/---
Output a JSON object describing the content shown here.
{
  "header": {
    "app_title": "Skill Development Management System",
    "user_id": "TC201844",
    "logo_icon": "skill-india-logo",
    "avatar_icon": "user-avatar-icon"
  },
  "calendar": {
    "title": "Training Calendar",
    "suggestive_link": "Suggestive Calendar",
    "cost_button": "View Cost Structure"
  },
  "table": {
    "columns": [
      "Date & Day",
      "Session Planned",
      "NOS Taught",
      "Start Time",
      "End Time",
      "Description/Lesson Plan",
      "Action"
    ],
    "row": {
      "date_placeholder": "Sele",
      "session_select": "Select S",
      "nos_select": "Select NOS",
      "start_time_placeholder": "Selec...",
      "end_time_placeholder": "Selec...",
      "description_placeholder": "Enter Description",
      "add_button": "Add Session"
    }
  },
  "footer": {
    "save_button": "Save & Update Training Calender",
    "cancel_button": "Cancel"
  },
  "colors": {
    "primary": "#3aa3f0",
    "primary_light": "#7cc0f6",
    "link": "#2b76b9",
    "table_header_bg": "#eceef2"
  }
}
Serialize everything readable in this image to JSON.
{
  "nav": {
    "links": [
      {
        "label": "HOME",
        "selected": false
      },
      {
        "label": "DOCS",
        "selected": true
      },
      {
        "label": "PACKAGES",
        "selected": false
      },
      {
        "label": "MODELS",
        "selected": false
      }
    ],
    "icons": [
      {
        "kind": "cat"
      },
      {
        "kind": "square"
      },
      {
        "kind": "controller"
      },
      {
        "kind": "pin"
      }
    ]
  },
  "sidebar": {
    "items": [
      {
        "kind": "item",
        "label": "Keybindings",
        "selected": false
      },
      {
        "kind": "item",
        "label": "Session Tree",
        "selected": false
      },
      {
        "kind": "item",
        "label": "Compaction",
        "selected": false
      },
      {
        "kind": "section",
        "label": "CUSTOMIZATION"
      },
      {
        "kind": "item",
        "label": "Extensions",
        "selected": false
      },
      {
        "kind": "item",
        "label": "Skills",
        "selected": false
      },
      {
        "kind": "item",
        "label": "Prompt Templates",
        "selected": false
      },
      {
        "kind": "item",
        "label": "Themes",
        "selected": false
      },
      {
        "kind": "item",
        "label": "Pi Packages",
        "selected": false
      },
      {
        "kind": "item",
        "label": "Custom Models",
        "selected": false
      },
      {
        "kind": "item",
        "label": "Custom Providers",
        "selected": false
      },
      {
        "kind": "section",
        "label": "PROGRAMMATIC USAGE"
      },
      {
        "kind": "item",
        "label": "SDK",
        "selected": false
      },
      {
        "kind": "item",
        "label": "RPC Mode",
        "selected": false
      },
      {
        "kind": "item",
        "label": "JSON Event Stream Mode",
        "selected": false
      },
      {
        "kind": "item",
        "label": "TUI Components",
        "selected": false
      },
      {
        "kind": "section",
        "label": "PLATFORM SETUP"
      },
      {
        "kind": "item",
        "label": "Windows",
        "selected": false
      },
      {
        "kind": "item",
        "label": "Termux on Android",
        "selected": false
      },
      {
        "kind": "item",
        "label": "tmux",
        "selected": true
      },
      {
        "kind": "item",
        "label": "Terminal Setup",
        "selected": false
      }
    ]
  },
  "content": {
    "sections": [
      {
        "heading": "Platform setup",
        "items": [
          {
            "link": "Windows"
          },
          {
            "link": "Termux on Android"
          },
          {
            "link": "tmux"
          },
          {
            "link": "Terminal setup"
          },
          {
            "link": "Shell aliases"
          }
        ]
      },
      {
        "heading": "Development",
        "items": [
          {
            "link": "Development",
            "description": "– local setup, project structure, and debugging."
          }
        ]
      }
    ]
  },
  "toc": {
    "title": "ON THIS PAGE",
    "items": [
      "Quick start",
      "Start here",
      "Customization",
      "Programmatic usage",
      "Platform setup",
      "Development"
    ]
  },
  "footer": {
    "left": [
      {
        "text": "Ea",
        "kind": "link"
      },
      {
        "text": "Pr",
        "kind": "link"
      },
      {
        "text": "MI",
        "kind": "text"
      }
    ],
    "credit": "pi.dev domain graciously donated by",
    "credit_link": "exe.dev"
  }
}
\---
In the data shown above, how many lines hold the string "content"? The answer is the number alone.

### [The completed task]
2